## Task statement
What you return must be the lines of the data that hold the word "screenshot".

Collected data entries
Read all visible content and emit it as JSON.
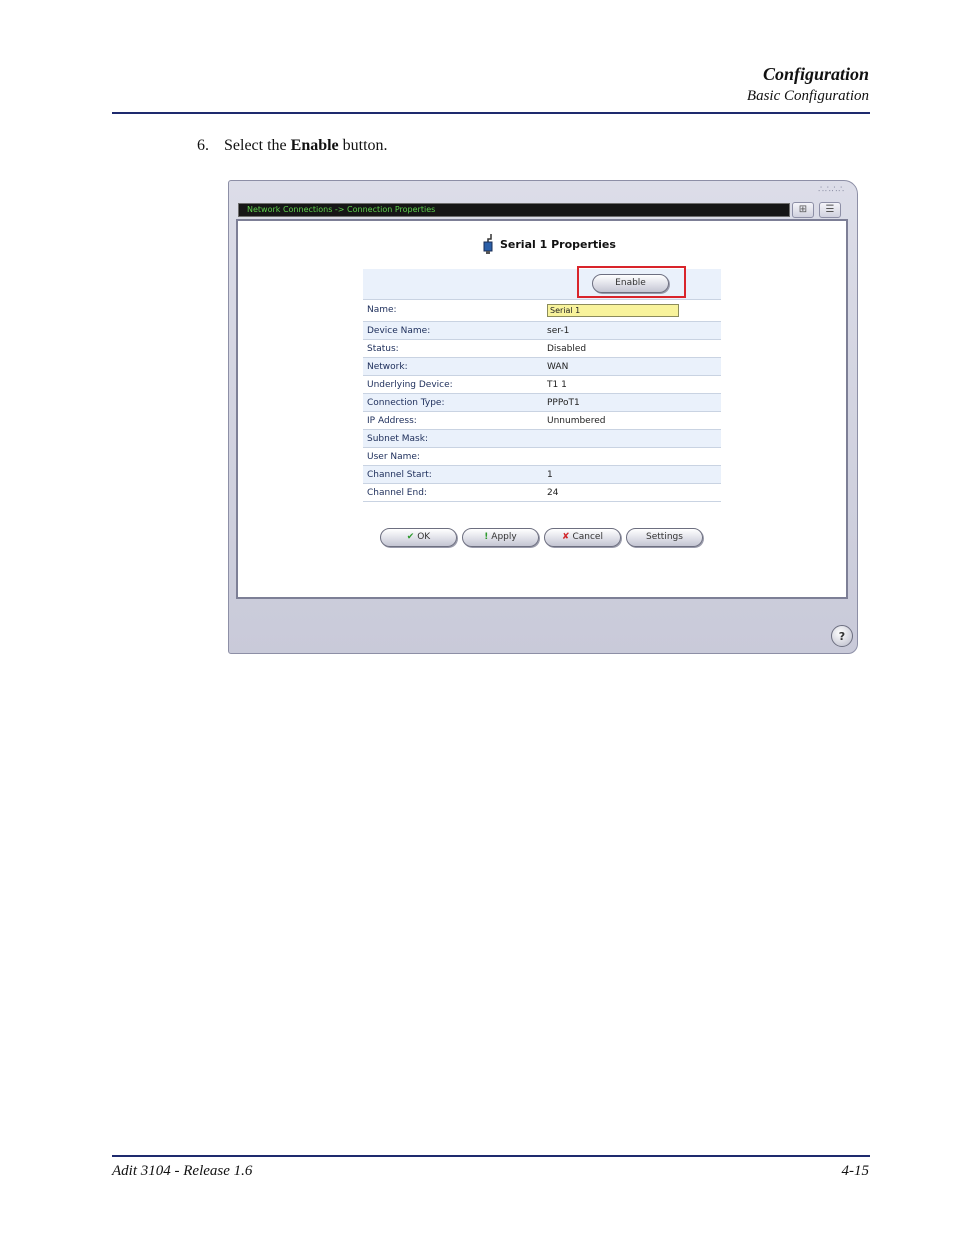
{
  "header": {
    "title": "Configuration",
    "subtitle": "Basic Configuration"
  },
  "step": {
    "number": "6.",
    "prefix": "Select the ",
    "bold": "Enable",
    "suffix": " button."
  },
  "window": {
    "breadcrumb": "Network Connections -> Connection Properties",
    "toolbar_icons": [
      "network-map-icon",
      "list-icon"
    ],
    "panel_title": "Serial 1 Properties",
    "enable_button": "Enable",
    "fields": [
      {
        "label": "Name:",
        "value": "Serial 1"
      },
      {
        "label": "Device Name:",
        "value": "ser-1"
      },
      {
        "label": "Status:",
        "value": "Disabled"
      },
      {
        "label": "Network:",
        "value": "WAN"
      },
      {
        "label": "Underlying Device:",
        "value": "T1 1"
      },
      {
        "label": "Connection Type:",
        "value": "PPPoT1"
      },
      {
        "label": "IP Address:",
        "value": "Unnumbered"
      },
      {
        "label": "Subnet Mask:",
        "value": ""
      },
      {
        "label": "User Name:",
        "value": ""
      },
      {
        "label": "Channel Start:",
        "value": "1"
      },
      {
        "label": "Channel End:",
        "value": "24"
      }
    ],
    "buttons": {
      "ok": "OK",
      "apply": "Apply",
      "cancel": "Cancel",
      "settings": "Settings"
    },
    "highlight_color": "#d9242b",
    "help": "?"
  },
  "footer": {
    "left": "Adit 3104 - Release 1.6",
    "right": "4-15"
  }
}
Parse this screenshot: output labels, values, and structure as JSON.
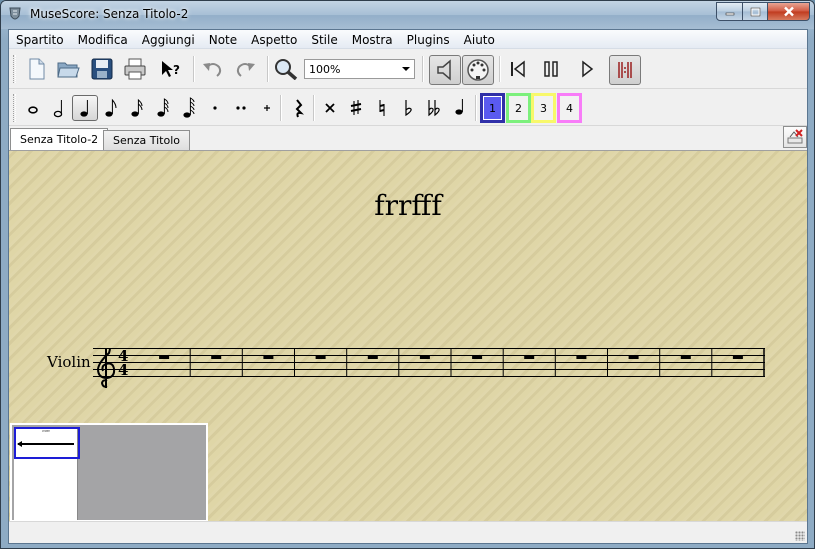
{
  "window": {
    "title": "MuseScore: Senza Titolo-2"
  },
  "menu": [
    "Spartito",
    "Modifica",
    "Aggiungi",
    "Note",
    "Aspetto",
    "Stile",
    "Mostra",
    "Plugins",
    "Aiuto"
  ],
  "toolbar": {
    "zoom": "100%"
  },
  "voices": [
    "1",
    "2",
    "3",
    "4"
  ],
  "tabs": [
    "Senza Titolo-2",
    "Senza Titolo"
  ],
  "score": {
    "title": "frrfff",
    "instrument": "Violin",
    "time_signature_top": "4",
    "time_signature_bottom": "4",
    "measure_count": 12
  },
  "navigator": {
    "thumb_title": "frrfff"
  },
  "colors": {
    "voice1": "#5a5af0",
    "voice2": "#7cf07c",
    "voice3": "#f8f86a",
    "voice4": "#f87cf8",
    "paper": "#ddd3a2"
  }
}
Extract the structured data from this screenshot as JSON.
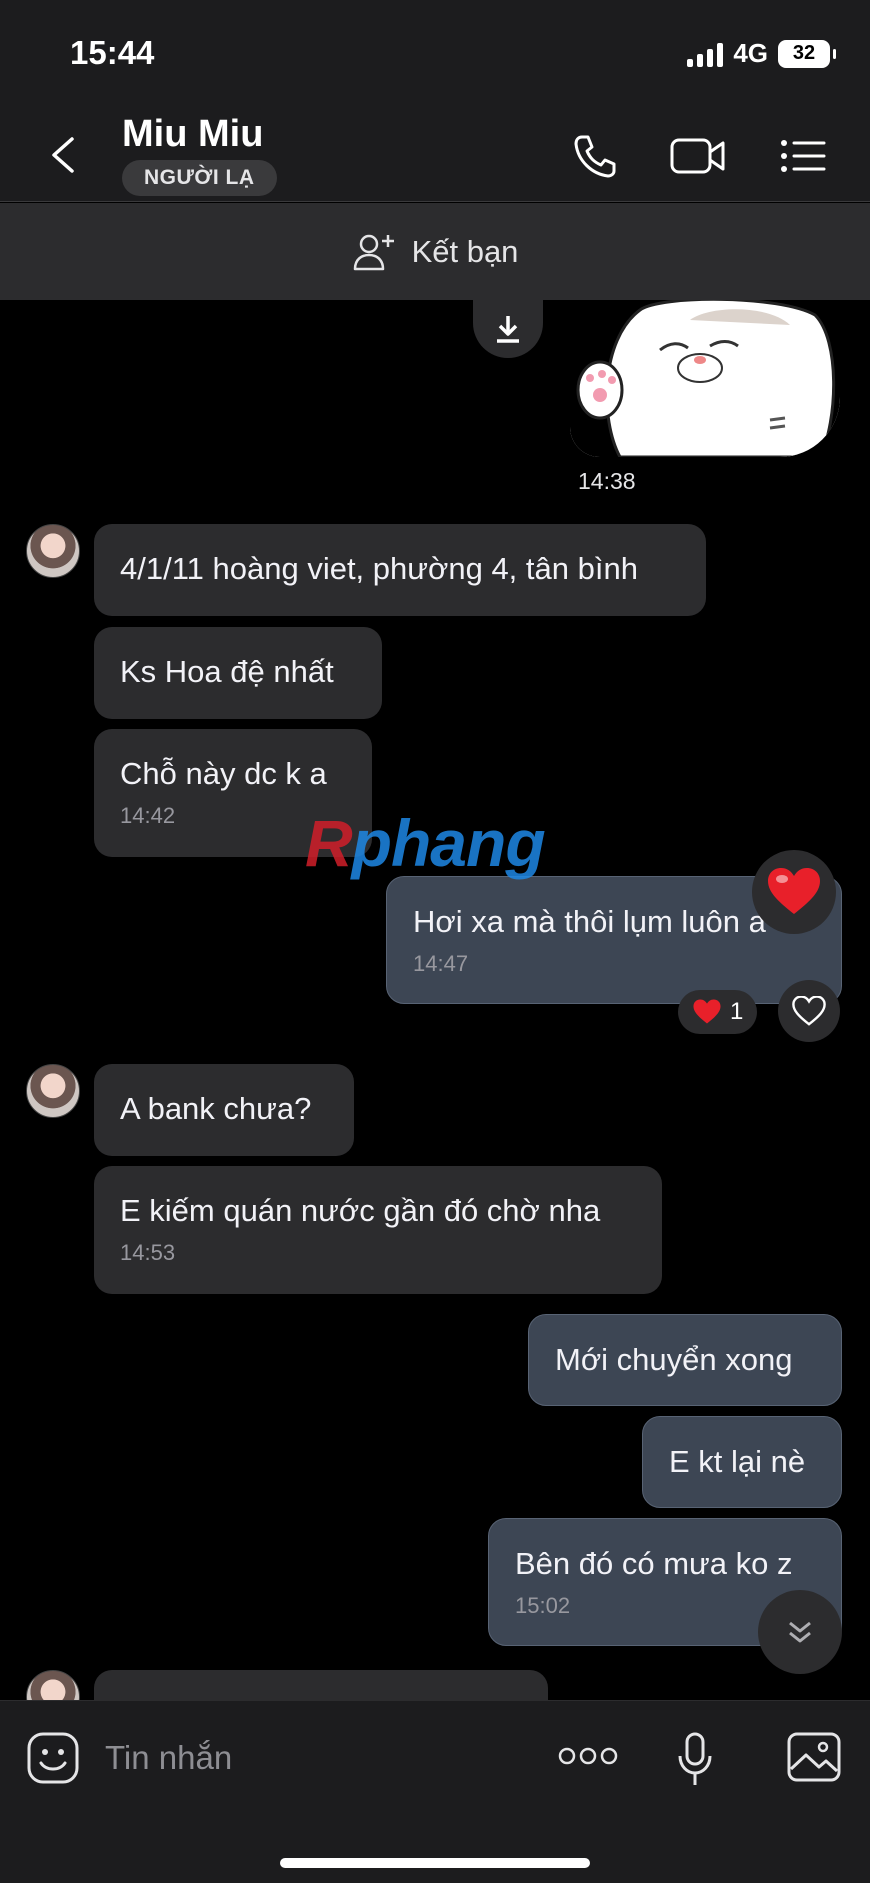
{
  "status": {
    "time": "15:44",
    "network": "4G",
    "battery": "32"
  },
  "header": {
    "name": "Miu Miu",
    "badge": "NGƯỜI LẠ"
  },
  "add_friend": {
    "label": "Kết bạn"
  },
  "messages": {
    "sticker_time": "14:38",
    "m1": "4/1/11 hoàng viet, phường 4, tân bình",
    "m2": "Ks Hoa đệ nhất",
    "m3": "Chỗ này dc k a",
    "m3_time": "14:42",
    "m4": "Hơi xa mà thôi lụm luôn a",
    "m4_time": "14:47",
    "m4_reaction_count": "1",
    "m5": "A bank chưa?",
    "m6": "E kiếm quán nước gần đó chờ nha",
    "m6_time": "14:53",
    "m7": "Mới chuyển xong",
    "m8": "E kt lại nè",
    "m9": "Bên đó có mưa ko z",
    "m9_time": "15:02"
  },
  "watermark": {
    "first": "R",
    "rest": "phang"
  },
  "composer": {
    "placeholder": "Tin nhắn"
  },
  "icons": {
    "back": "chevron-left-icon",
    "call": "phone-icon",
    "video": "video-camera-icon",
    "menu": "list-icon",
    "sticker": "emoji-icon",
    "more": "more-dots-icon",
    "mic": "microphone-icon",
    "gallery": "image-icon"
  },
  "colors": {
    "outgoing_bubble": "#3d4654",
    "incoming_bubble": "#2c2c2e",
    "heart": "#e8202a"
  }
}
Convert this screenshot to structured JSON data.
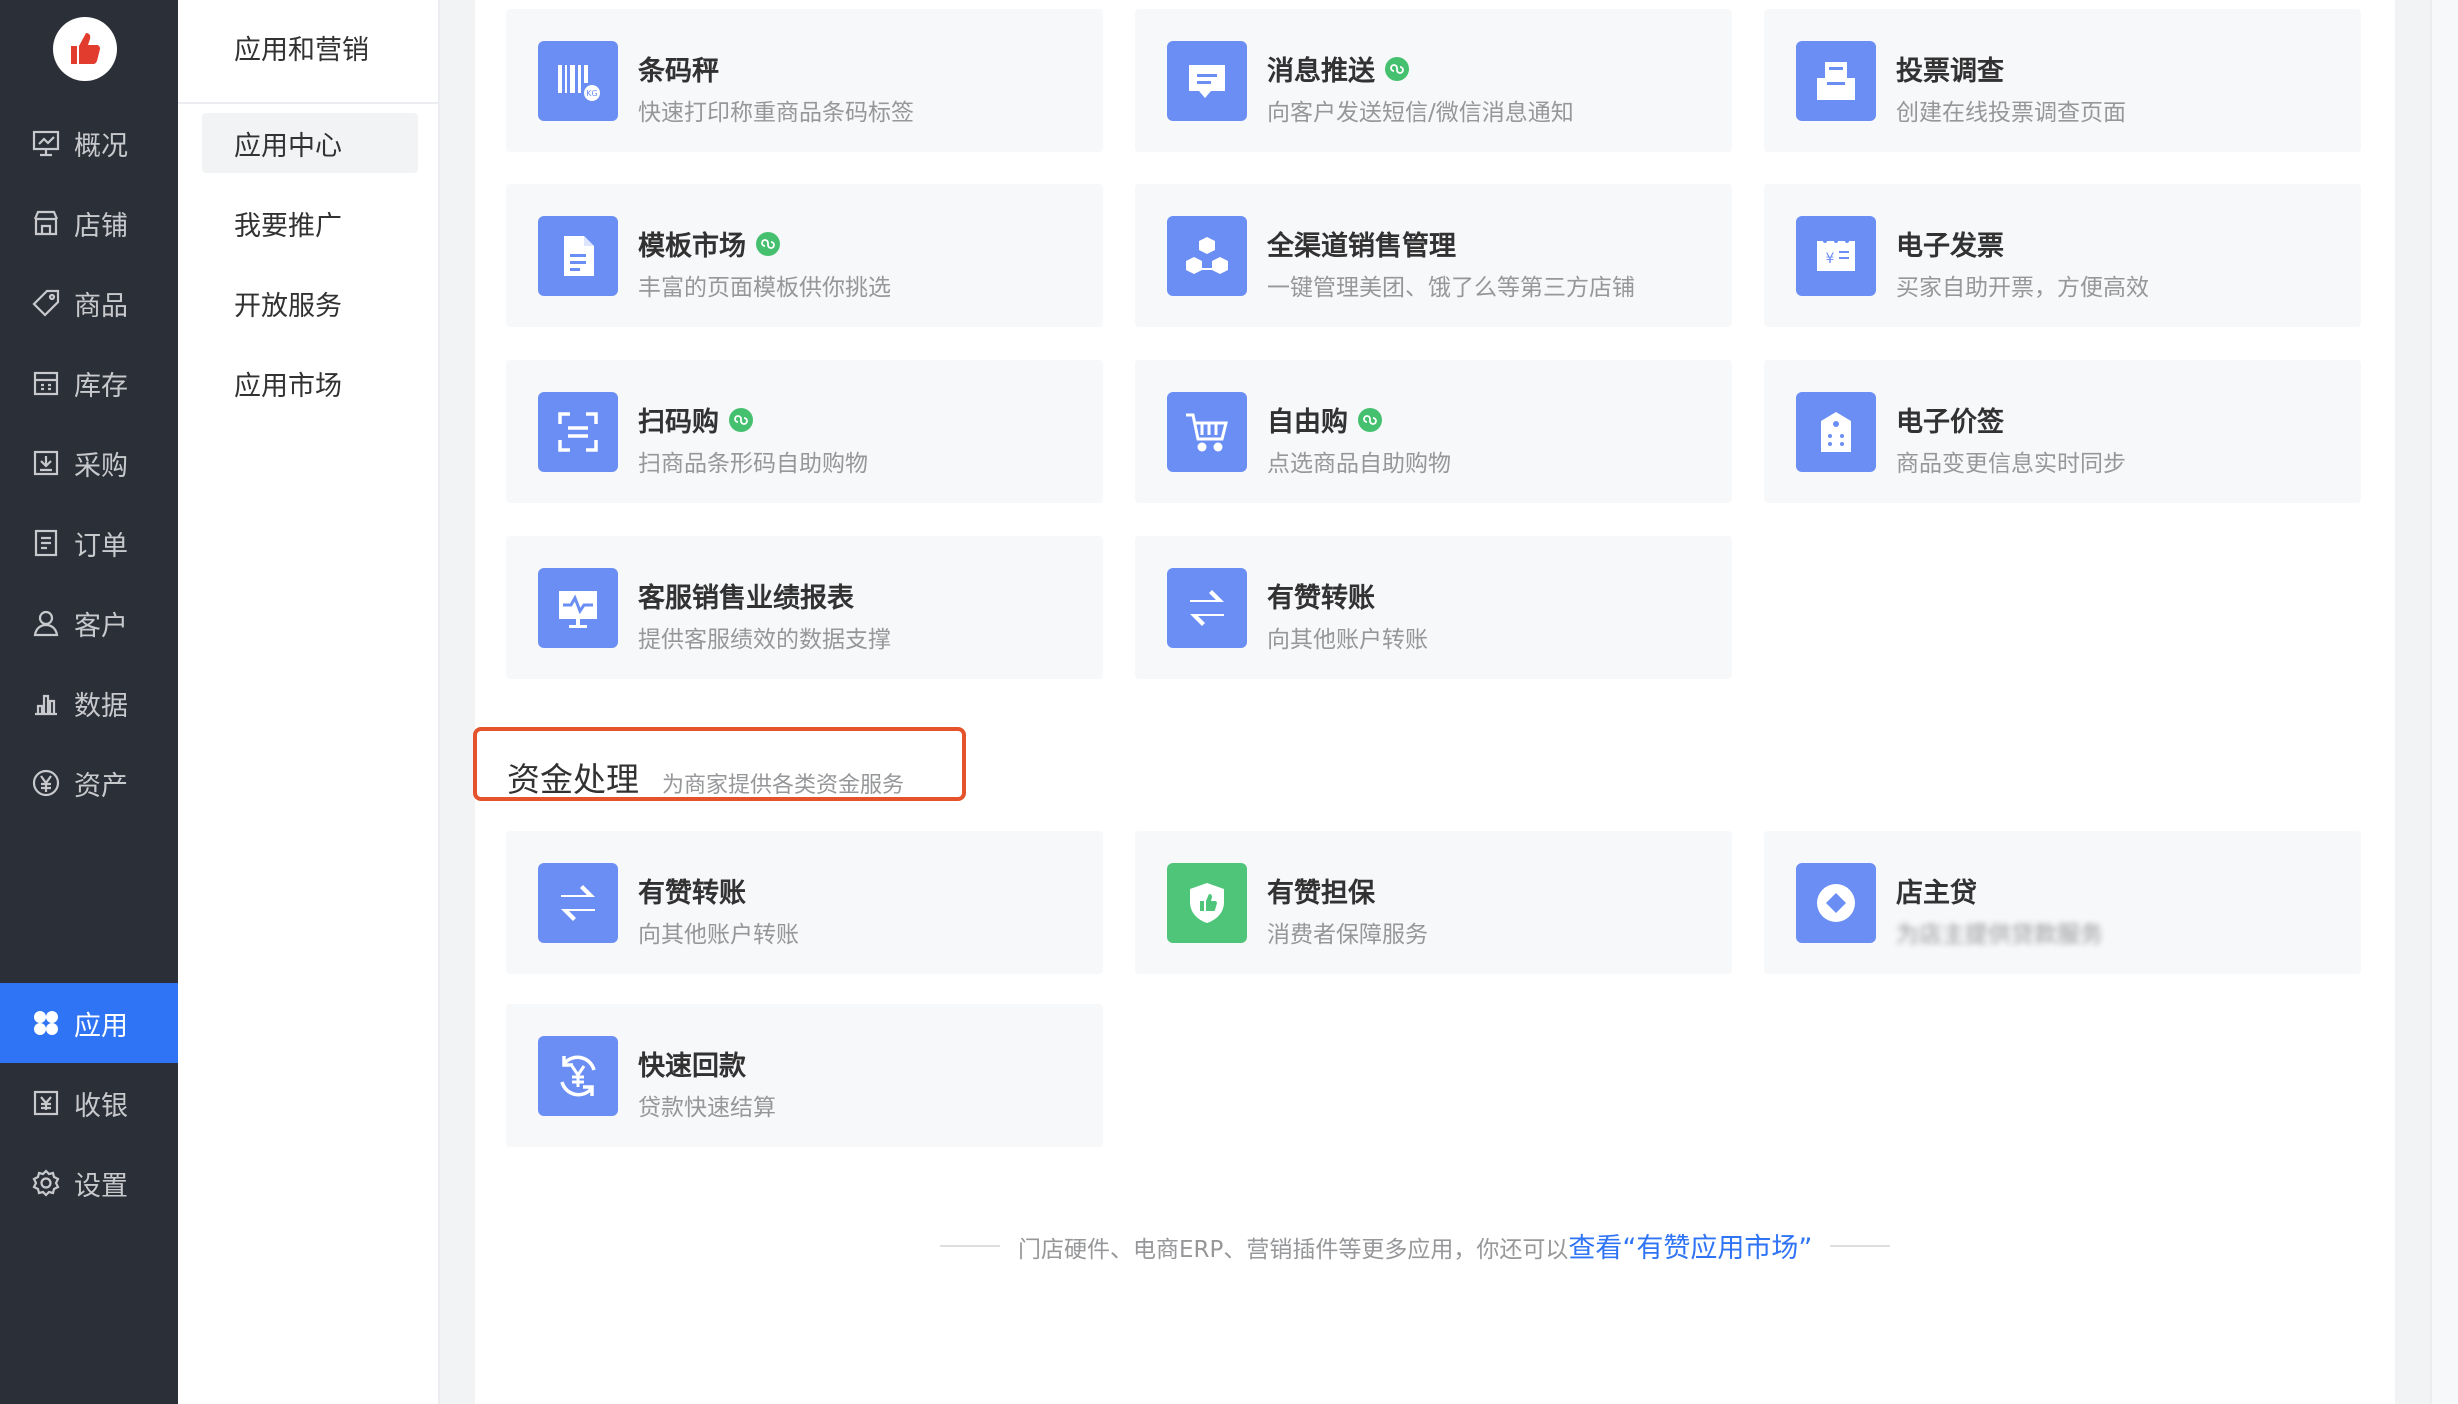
{
  "nav": {
    "items": [
      {
        "label": "概况",
        "icon": "dashboard-icon"
      },
      {
        "label": "店铺",
        "icon": "store-icon"
      },
      {
        "label": "商品",
        "icon": "tag-icon"
      },
      {
        "label": "库存",
        "icon": "inventory-icon"
      },
      {
        "label": "采购",
        "icon": "purchase-icon"
      },
      {
        "label": "订单",
        "icon": "order-icon"
      },
      {
        "label": "客户",
        "icon": "user-icon"
      },
      {
        "label": "数据",
        "icon": "bar-chart-icon"
      },
      {
        "label": "资产",
        "icon": "yuan-circle-icon"
      },
      {
        "label": "应用",
        "icon": "apps-icon",
        "active": true
      },
      {
        "label": "收银",
        "icon": "cashier-icon"
      },
      {
        "label": "设置",
        "icon": "gear-icon"
      }
    ]
  },
  "subnav": {
    "title": "应用和营销",
    "items": [
      {
        "label": "应用中心",
        "active": true
      },
      {
        "label": "我要推广"
      },
      {
        "label": "开放服务"
      },
      {
        "label": "应用市场"
      }
    ]
  },
  "apps": [
    {
      "title": "条码秤",
      "desc": "快速打印称重商品条码标签",
      "icon": "barcode-scale-icon"
    },
    {
      "title": "消息推送",
      "desc": "向客户发送短信/微信消息通知",
      "icon": "message-icon",
      "mini": true
    },
    {
      "title": "投票调查",
      "desc": "创建在线投票调查页面",
      "icon": "vote-box-icon"
    },
    {
      "title": "模板市场",
      "desc": "丰富的页面模板供你挑选",
      "icon": "document-icon",
      "mini": true
    },
    {
      "title": "全渠道销售管理",
      "desc": "一键管理美团、饿了么等第三方店铺",
      "icon": "omnichannel-icon"
    },
    {
      "title": "电子发票",
      "desc": "买家自助开票，方便高效",
      "icon": "invoice-icon"
    },
    {
      "title": "扫码购",
      "desc": "扫商品条形码自助购物",
      "icon": "scan-icon",
      "mini": true
    },
    {
      "title": "自由购",
      "desc": "点选商品自助购物",
      "icon": "cart-icon",
      "mini": true
    },
    {
      "title": "电子价签",
      "desc": "商品变更信息实时同步",
      "icon": "price-tag-icon"
    },
    {
      "title": "客服销售业绩报表",
      "desc": "提供客服绩效的数据支撑",
      "icon": "report-monitor-icon"
    },
    {
      "title": "有赞转账",
      "desc": "向其他账户转账",
      "icon": "transfer-icon"
    }
  ],
  "finance_section": {
    "title": "资金处理",
    "subtitle": "为商家提供各类资金服务",
    "apps": [
      {
        "title": "有赞转账",
        "desc": "向其他账户转账",
        "icon": "transfer-icon"
      },
      {
        "title": "有赞担保",
        "desc": "消费者保障服务",
        "icon": "shield-thumb-icon",
        "color": "#4fc57a"
      },
      {
        "title": "店主贷",
        "desc": "为店主提供贷款服务",
        "icon": "diamond-circle-icon",
        "blurred": true
      },
      {
        "title": "快速回款",
        "desc": "贷款快速结算",
        "icon": "yuan-refresh-icon"
      }
    ]
  },
  "footer": {
    "text": "门店硬件、电商ERP、营销插件等更多应用，你还可以",
    "link": "查看“有赞应用市场”"
  },
  "colors": {
    "nav_bg": "#2b2f38",
    "active_blue": "#2f74f5",
    "icon_blue": "#6b8ef5",
    "icon_green": "#4fc57a",
    "highlight_red": "#e4532b"
  }
}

## Task output
Parse this screenshot: output labels, values, and structure as JSON.
Extract the structured data from this screenshot as JSON.
Convert this screenshot to structured JSON data.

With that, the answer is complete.